Indie luminary Todd Haynes had a crossover critical and commercial success with the virtuoso Far From Heaven, a magnificently controlled re-creation of the stylistically sumptuous, thematically subversive 1950s Hollywood melodramas of director Douglas Sirk — and, in particular, All That Heaven Allows, Sirk’s lavish 1955 tearjerker. A ravishingly rendered, rigorously controlled portrait of desire thwarted by the social rules and restrictions of a repressive era, Far From Heaven is set in Hartford, Connecticut, in 1957, and opens, gloriously, amid the blazing colours of a New England autumn. Julianne Moore, in an Oscar-nominated performance, is superb as a well-off suburban wife and mother who finds herself drawn to her handsome African-American gardener (Dennis Haysbert) as her marriage to her troubled husband (Dennis Quaid), a business executive with a scandalous secret life, begins to unravel. Part homage, part remake, Haynes’s lush film captures Sirk’s melodramatic, Eisenhower-era, women’s-picture universe with note-perfect precision; loaded with plenty of irony and insider smarts for the film buffs, it is at the same time a highly affecting drama — a straight-ahead (yet admirably restrained) “weepie” — in its own right. It’s also drop-dead gorgeous cinema. Colour, 35mm. 107 mins.

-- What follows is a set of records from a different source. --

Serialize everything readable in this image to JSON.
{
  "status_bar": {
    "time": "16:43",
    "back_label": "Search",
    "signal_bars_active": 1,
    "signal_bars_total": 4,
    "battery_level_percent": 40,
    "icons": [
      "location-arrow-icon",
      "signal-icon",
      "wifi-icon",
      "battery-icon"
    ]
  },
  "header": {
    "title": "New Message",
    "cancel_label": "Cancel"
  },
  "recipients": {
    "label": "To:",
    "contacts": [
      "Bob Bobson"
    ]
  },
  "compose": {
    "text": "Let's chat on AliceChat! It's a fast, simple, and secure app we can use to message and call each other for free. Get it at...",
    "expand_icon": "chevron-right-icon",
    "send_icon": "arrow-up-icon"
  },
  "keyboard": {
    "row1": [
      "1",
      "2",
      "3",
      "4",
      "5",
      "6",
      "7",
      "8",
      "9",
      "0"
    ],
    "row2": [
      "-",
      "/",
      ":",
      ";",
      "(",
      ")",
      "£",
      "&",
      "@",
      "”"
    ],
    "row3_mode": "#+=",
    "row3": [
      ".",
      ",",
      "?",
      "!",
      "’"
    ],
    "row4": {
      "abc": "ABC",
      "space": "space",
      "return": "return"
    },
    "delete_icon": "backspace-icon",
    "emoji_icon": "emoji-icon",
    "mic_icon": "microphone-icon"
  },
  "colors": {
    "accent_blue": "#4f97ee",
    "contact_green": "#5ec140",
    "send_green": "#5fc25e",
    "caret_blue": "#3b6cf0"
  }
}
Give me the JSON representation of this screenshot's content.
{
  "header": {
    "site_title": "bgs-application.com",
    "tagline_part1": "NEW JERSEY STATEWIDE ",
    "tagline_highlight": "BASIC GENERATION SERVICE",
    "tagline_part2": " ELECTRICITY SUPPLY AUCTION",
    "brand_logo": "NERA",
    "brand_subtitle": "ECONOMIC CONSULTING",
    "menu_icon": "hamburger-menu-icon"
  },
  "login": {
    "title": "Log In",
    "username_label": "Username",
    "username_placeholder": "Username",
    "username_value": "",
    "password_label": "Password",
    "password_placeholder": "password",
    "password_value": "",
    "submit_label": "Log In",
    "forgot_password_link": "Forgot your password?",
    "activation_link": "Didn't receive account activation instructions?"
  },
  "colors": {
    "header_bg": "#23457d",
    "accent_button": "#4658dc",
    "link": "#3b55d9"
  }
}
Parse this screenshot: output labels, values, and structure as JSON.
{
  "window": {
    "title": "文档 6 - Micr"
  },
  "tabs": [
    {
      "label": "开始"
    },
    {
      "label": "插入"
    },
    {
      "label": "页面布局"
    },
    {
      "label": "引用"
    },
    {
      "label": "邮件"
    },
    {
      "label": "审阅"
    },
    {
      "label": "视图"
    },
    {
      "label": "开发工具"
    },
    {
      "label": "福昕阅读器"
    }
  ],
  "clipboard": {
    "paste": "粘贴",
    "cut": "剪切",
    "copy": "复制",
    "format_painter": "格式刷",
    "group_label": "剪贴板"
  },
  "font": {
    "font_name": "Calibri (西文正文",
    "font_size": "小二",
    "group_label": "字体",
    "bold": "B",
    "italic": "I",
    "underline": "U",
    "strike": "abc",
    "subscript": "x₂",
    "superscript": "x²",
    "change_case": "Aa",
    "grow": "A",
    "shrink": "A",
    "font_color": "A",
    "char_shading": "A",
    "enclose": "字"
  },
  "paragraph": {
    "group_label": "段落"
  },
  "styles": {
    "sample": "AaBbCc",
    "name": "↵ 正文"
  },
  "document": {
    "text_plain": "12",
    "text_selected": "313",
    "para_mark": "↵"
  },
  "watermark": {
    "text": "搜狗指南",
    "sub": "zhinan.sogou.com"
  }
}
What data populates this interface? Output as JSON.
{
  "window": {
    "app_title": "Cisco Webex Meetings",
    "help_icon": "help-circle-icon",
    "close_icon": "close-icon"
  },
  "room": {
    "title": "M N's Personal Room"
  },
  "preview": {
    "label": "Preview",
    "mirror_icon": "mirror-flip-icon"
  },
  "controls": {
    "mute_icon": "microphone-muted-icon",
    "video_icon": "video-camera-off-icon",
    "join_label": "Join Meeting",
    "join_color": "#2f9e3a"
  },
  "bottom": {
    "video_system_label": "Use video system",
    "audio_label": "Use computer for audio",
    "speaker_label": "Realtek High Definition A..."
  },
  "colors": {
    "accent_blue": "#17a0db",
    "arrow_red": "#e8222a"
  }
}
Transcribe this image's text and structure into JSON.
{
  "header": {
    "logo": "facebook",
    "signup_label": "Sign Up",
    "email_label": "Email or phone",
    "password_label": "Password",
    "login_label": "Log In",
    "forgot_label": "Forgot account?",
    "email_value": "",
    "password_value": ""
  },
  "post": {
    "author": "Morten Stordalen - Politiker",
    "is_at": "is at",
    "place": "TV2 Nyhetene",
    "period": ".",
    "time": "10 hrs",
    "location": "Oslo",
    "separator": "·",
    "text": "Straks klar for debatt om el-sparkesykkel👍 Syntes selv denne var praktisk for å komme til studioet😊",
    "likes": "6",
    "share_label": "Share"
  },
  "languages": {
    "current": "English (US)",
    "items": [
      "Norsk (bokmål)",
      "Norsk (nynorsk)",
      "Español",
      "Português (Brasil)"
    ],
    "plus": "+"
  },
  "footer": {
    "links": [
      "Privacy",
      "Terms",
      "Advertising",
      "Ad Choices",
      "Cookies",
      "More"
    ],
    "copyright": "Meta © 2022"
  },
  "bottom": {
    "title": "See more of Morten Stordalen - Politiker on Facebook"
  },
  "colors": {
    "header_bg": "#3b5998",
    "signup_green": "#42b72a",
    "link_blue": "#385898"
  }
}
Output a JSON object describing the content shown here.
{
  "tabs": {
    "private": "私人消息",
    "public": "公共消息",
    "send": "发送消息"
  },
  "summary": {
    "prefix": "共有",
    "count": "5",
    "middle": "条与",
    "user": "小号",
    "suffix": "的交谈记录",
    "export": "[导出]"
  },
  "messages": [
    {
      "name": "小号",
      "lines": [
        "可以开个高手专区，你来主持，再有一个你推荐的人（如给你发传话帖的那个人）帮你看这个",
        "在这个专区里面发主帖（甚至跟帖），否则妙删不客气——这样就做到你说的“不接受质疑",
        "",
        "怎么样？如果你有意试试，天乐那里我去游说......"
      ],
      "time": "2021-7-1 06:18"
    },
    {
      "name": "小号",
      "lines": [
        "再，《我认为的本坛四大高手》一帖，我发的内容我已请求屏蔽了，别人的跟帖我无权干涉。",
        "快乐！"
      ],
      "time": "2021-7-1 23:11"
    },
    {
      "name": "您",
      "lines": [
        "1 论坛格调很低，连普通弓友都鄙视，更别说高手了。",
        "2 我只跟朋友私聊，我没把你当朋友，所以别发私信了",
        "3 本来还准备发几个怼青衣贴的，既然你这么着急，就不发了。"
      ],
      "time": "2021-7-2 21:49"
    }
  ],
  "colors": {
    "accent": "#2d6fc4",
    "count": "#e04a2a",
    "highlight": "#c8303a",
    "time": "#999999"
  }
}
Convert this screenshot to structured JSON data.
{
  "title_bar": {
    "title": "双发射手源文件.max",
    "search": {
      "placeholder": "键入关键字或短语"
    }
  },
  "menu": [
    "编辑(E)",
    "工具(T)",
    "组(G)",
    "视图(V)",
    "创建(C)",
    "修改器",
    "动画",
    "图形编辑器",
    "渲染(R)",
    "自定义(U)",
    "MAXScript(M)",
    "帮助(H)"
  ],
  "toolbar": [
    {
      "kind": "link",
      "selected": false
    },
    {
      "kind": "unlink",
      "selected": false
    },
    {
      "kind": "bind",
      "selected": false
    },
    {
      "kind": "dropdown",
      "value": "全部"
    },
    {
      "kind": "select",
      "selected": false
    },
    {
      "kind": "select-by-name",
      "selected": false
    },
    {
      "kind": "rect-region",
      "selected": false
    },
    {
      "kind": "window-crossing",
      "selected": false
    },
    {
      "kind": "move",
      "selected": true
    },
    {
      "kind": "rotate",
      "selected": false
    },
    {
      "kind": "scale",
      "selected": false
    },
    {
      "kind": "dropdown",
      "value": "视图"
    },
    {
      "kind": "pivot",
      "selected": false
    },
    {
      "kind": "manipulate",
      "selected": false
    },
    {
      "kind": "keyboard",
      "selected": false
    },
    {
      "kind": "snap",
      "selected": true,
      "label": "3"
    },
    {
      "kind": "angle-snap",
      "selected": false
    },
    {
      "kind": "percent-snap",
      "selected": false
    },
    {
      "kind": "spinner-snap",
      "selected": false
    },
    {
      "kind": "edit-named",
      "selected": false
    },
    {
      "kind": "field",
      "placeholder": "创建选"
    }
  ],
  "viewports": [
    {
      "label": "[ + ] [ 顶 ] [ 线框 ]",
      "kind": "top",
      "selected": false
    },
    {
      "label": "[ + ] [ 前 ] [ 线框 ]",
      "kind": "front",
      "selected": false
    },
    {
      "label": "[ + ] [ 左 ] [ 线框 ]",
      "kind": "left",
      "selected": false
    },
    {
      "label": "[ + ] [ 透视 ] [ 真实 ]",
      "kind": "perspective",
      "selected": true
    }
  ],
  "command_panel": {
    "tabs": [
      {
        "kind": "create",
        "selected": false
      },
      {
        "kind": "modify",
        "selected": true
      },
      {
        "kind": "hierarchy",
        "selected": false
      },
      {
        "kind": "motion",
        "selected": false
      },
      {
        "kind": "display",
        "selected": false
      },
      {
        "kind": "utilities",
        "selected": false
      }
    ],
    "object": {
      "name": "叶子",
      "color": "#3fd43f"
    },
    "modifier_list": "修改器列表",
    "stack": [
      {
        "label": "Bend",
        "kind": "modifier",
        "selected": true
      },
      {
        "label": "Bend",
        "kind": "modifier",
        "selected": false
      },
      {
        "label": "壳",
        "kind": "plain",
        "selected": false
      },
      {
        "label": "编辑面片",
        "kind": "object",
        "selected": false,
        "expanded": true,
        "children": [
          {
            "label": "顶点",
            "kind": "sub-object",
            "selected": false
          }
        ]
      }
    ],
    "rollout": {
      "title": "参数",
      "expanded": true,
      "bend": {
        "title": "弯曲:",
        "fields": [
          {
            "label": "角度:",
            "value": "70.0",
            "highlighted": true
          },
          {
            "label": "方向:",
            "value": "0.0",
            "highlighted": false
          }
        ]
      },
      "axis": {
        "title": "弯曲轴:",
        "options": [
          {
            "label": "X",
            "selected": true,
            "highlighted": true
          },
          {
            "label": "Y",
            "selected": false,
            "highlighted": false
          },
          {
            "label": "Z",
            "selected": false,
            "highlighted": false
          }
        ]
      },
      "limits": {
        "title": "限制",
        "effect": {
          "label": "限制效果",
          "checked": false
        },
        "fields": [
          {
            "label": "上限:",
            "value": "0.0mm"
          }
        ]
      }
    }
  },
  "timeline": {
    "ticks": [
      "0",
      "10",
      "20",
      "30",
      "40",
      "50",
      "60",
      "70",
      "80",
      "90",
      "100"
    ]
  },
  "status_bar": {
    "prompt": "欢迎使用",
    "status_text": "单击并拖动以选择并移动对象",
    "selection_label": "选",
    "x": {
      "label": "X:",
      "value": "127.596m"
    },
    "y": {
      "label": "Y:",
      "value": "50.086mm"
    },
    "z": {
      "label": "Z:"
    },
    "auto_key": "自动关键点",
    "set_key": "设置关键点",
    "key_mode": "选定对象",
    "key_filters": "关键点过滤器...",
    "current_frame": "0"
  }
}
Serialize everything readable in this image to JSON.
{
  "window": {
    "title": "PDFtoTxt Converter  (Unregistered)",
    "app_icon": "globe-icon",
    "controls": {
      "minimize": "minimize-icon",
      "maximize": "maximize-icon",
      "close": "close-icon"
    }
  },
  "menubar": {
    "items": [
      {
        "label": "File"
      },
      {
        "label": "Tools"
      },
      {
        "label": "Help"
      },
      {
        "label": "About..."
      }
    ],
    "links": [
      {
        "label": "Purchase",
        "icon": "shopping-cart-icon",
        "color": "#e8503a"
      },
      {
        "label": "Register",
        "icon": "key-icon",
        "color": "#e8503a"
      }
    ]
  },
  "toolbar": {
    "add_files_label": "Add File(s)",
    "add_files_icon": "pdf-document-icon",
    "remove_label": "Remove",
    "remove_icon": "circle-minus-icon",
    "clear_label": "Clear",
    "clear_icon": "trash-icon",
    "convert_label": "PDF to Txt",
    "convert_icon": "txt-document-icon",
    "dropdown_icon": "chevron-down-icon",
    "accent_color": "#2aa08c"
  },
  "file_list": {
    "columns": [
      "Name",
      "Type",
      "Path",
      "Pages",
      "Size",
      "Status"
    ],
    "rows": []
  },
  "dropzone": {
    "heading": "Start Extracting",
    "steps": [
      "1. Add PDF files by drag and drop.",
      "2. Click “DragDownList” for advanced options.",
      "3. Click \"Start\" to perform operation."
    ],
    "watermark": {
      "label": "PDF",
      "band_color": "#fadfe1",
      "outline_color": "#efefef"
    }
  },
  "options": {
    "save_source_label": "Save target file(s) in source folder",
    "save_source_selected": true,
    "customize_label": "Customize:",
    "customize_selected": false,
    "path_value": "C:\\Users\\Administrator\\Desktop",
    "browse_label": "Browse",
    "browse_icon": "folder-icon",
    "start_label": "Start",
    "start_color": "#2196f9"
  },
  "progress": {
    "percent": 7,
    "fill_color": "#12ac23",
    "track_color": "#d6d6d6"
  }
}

"An accomplished marriage of elaborate style and content."Variety | full review
"Exultant in both its artifice and its cruel honesty, it's a movie Sirk would make today - and, as such, it's quite brilliant."Time Out | full review